Today, in a thrilling game against South Africa, it seems Pakistan, too, stood their ground and found some self-belief. The stars, of course, were the fast bowlers.
Defending another mediocre total, the seamers were tremendous in their defense; bowling with bounce, swing, and accuracy, as they shook the South African batting to its core.
Credit must go to the skipper Misbah-ul-Haq for once again defending a below par total, with intelligent use of his resources through tight field-settings. Credit must also go to the team for not losing hope after South Africa took command of the chase with an aggressive start.
Coach Waqar Younis has worked hard on improving the bowling lengths of his young charges, and the result was an exceptional performance.
While Waqar has been criticised for using Rahat Ali instead of Yasir Shah as the fifth bowler, the decision has paid off so far. Rahat Ali is improving all the time, has been a key element in three Pakistan victories; his unplayable yorker was the delivery of the day.
|Quinton de Kock wears a wry smile after falling to a bouncy Irfan delivery. —AP|
But where management is to be commended for Pakistan’s efforts in the field, they must explain their mistreatment of Sarfraz Ahmed.
Sarfraz’s innings was like the introduction of broadband to a team stuck on dial-up.
Though not always aggressive, he maintained intent with his body language by staying consistently on the front foot. It was a welcome change for Pakistan to have a top order batsman on the prowl for any scoring opportunities every delivery.
As a result, South Africa grew more defensive, allowing Pakistan more opportunities to score.
Supported well by Younis Khan and some perplexing bowling decisions by South African skipper AB de Villiers, Sarfraz helped Pakistan reach 90/1 at the end of 16 overs. Yes, Pakistan. Yes, against South Africa. Yes, a run rate of 5.62.
By the time the wicketkeeper-batsman made a fatal mistake, Pakistan were sitting on top of an excellent platform. The magic from Sarfraz was especially impressive considering that he had had no match practice before being asked to face the might of South Africa. With the odds against him, it was also a curious sight that Shehzad did not take the responsibility of facing the first ball of the innings.
It is unfortunate to note that the wicketkeeper had been on the receiving end of friendly fire from his own management.
Considering that the specialist wicketkeeper hadn’t been in the greatest of forms with the bat or gloves in Australia, the decision to have him sit out in favour of Umar Akmal was a decision one could accept, at least initially. However, the recent statements regarding Sarfraz by both captain and coach are anything but acceptable.

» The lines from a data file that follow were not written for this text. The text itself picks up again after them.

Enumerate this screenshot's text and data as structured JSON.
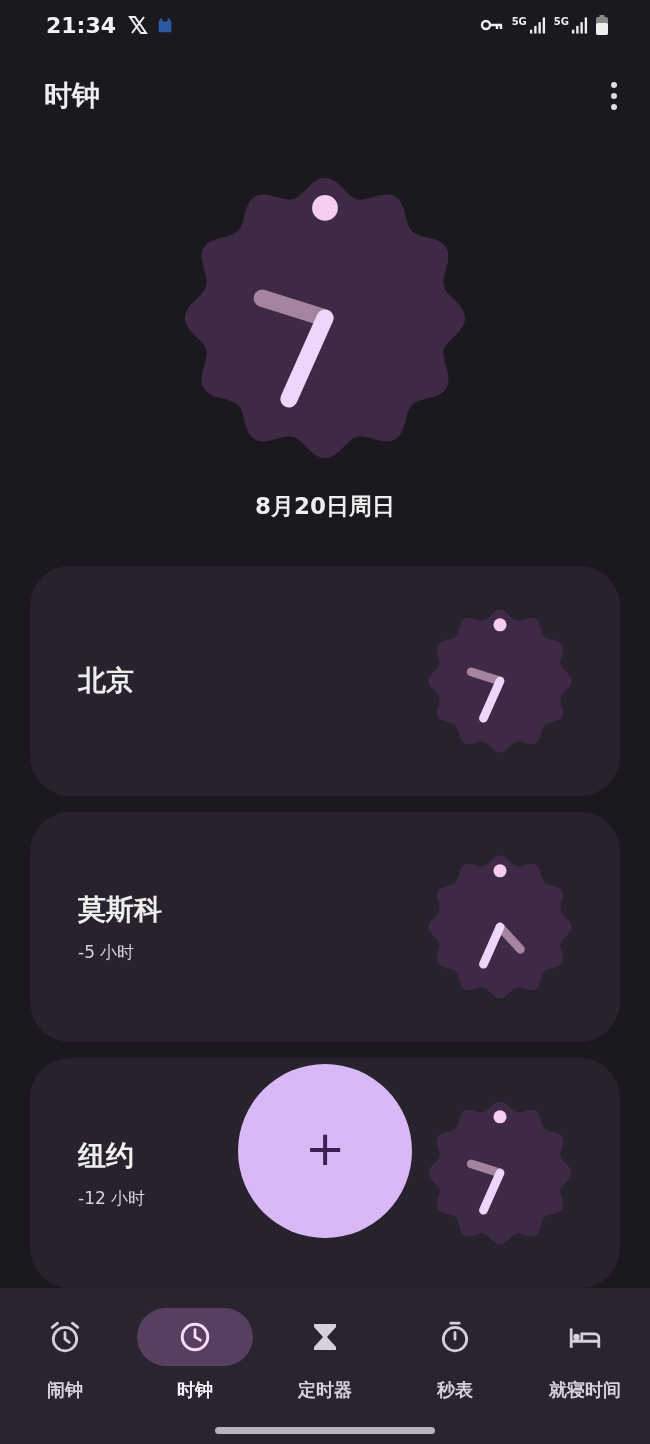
{
  "status_bar": {
    "time": "21:34",
    "net_1": "5G",
    "net_2": "5G"
  },
  "app_bar": {
    "title": "时钟"
  },
  "main_clock": {
    "date": "8月20日周日"
  },
  "cities": [
    {
      "name": "北京"
    },
    {
      "name": "莫斯科",
      "offset": "-5 小时"
    },
    {
      "name": "纽约",
      "offset": "-12 小时"
    }
  ],
  "fab": {
    "label": "+"
  },
  "tabs": [
    {
      "kind": "alarm",
      "label": "闹钟",
      "selected": false
    },
    {
      "kind": "clock",
      "label": "时钟",
      "selected": true
    },
    {
      "kind": "timer",
      "label": "定时器",
      "selected": false
    },
    {
      "kind": "stopwatch",
      "label": "秒表",
      "selected": false
    },
    {
      "kind": "bedtime",
      "label": "就寝时间",
      "selected": false
    }
  ]
}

Responding to Ramiz Raja’s comment that Pakistan should think outside of the box by opening with Sarfraz, Misbah sarcastically asked if that meant they should start their innings with tailender Mohammad Irfan.

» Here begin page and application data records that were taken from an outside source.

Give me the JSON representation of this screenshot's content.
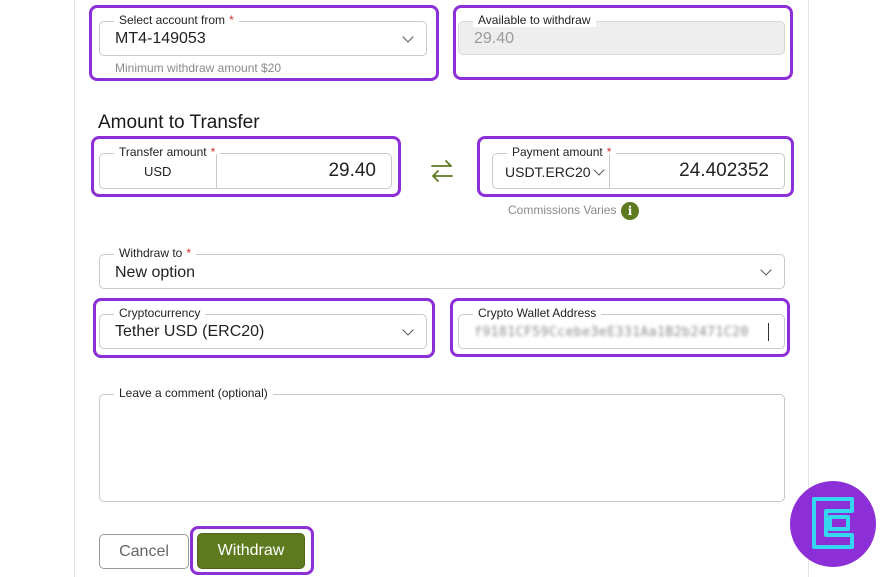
{
  "account_from": {
    "label": "Select account from",
    "required_mark": "*",
    "value": "MT4-149053",
    "hint": "Minimum withdraw amount $20"
  },
  "available": {
    "label": "Available to withdraw",
    "value": "29.40"
  },
  "section_title": "Amount to Transfer",
  "transfer_amount": {
    "label": "Transfer amount",
    "required_mark": "*",
    "currency": "USD",
    "value": "29.40"
  },
  "payment_amount": {
    "label": "Payment amount",
    "required_mark": "*",
    "currency": "USDT.ERC20",
    "value": "24.402352",
    "commission_note": "Commissions Varies",
    "info_glyph": "i"
  },
  "withdraw_to": {
    "label": "Withdraw to",
    "required_mark": "*",
    "value": "New option"
  },
  "cryptocurrency": {
    "label": "Cryptocurrency",
    "value": "Tether USD (ERC20)"
  },
  "wallet_address": {
    "label": "Crypto Wallet Address",
    "value": "f9181CF59Ccebe3eE331Aa1B2b2471C20"
  },
  "comment": {
    "label": "Leave a comment (optional)",
    "value": ""
  },
  "buttons": {
    "cancel": "Cancel",
    "withdraw": "Withdraw"
  },
  "icons": {
    "swap": "swap-arrows-icon",
    "chevron": "chevron-down-icon",
    "info": "info-icon",
    "logo": "brand-logo-icon"
  },
  "colors": {
    "highlight": "#8c2fd6",
    "accent_green": "#5d7a1f",
    "required": "#d0312d",
    "logo_cyan": "#35d7f0"
  }
}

Sarfraz's captain certainly did not do his confidence any favours by comparing his batting to the eleventh-best batsman in the order.

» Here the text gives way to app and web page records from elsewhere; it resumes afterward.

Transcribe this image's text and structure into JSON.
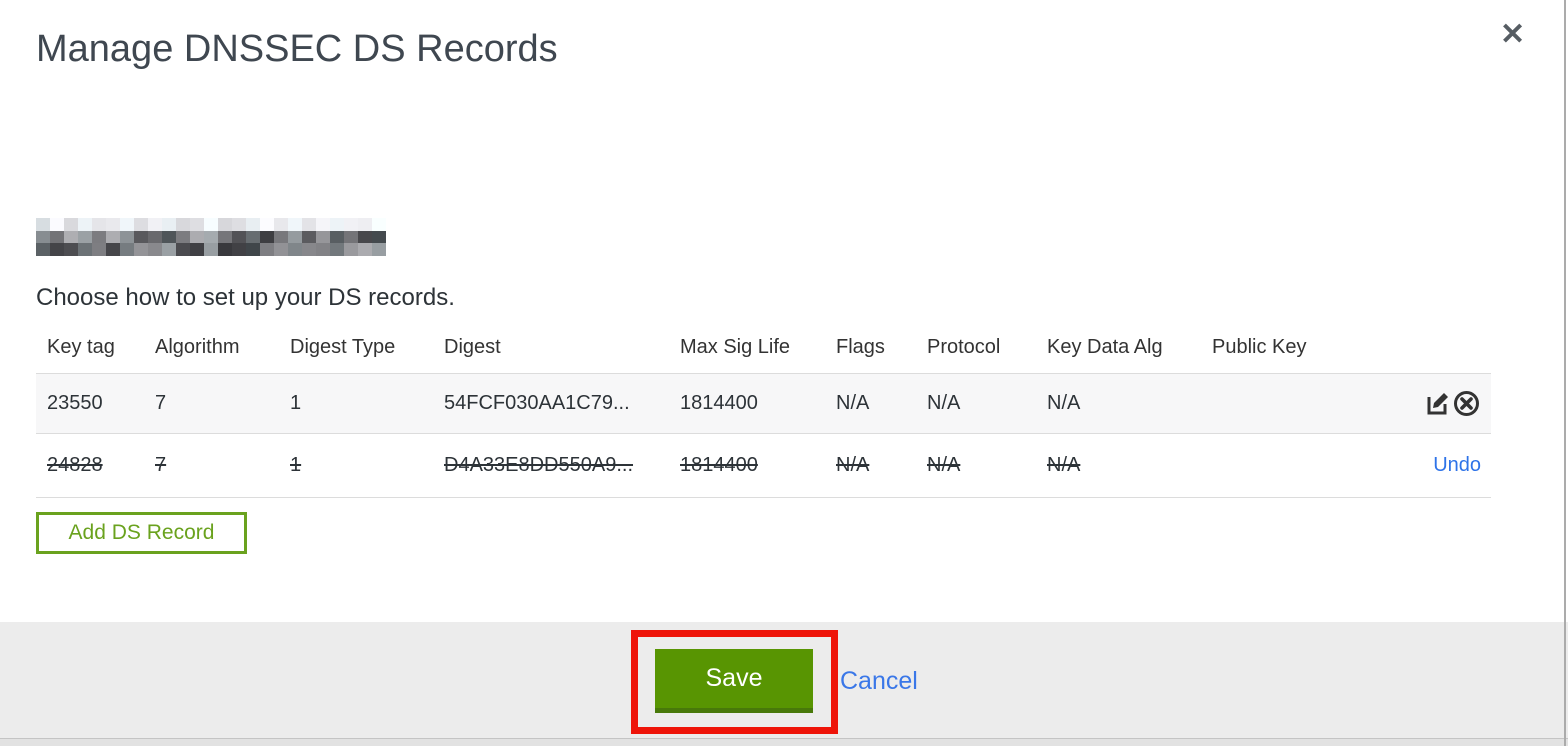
{
  "dialog": {
    "title": "Manage DNSSEC DS Records",
    "subtitle": "Choose how to set up your DS records.",
    "close_icon": "✕",
    "domain_redacted": true
  },
  "table": {
    "columns": {
      "key_tag": "Key tag",
      "algorithm": "Algorithm",
      "digest_type": "Digest Type",
      "digest": "Digest",
      "max_sig_life": "Max Sig Life",
      "flags": "Flags",
      "protocol": "Protocol",
      "key_data_alg": "Key Data Alg",
      "public_key": "Public Key"
    },
    "rows": [
      {
        "key_tag": "23550",
        "algorithm": "7",
        "digest_type": "1",
        "digest": "54FCF030AA1C79...",
        "max_sig_life": "1814400",
        "flags": "N/A",
        "protocol": "N/A",
        "key_data_alg": "N/A",
        "public_key": "",
        "state": "current",
        "actions": [
          "edit",
          "delete"
        ]
      },
      {
        "key_tag": "24828",
        "algorithm": "7",
        "digest_type": "1",
        "digest": "D4A33E8DD550A9...",
        "max_sig_life": "1814400",
        "flags": "N/A",
        "protocol": "N/A",
        "key_data_alg": "N/A",
        "public_key": "",
        "state": "deleted",
        "undo_label": "Undo"
      }
    ]
  },
  "buttons": {
    "add_ds_record": "Add DS Record",
    "save": "Save",
    "cancel": "Cancel"
  },
  "icons": {
    "edit": "pencil-in-square",
    "delete": "x-in-circle",
    "close": "x-mark"
  },
  "colors": {
    "green_outline": "#6aa21e",
    "save_green": "#589502",
    "link_blue": "#2e73e8",
    "annotation_red": "#ee1409",
    "row_alt_bg": "#f7f7f8",
    "footer_bg": "#ececec"
  }
}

Is the young keeper to understand that his career hinges on a handful of World Cup matches?
Worse still were Waqar’s comments, who not only suggested that Sarfraz lacked the technique to open in Australia (of course, with Nasir Jamshed’s watertight defense in his mind), but that opening in the World Cup could end Sarfraz’s career.
Although stress can cause such gaffes, the comments were disappointing.
Take a look: The Waqar doublespeak
Sarfraz responded in the best way possible today.
He was incredible on the field, and was the difference between the two teams – in fact, he ended up snaring six victims, thus breaking the record of most catches by a Pakistani wicketkeeper. His inclusion also meant that Pakistan had freed up Umar Akmal, who is one of our better ground fielders.
Hopefully things have been clarified to Sarfraz by the management, who all things considered, are doing a commendable job leading an inexperienced team that has been recovering from an endless number of catastrophes.
To win the three knockout games, Pakistan must improve in how it recovers from the loss of a wicket.
At the time of Sarfraz’s dismissal, Pakistan’s run rate stood at a healthy 5.47. But they then began a consolidation process where the RR dropped to below 5. While the caution is understandable (considering the fragility of the batting lineup), Pakistan has to find some way to keep the momentum flowing, especially after an excellent start.
There will be a time when Pakistan will need to score at least 300 against a Test playing nation, and they must be ready when that moment comes.
For now though, for the first time in the World Cup, Pakistan will actually enjoy the long break between matches.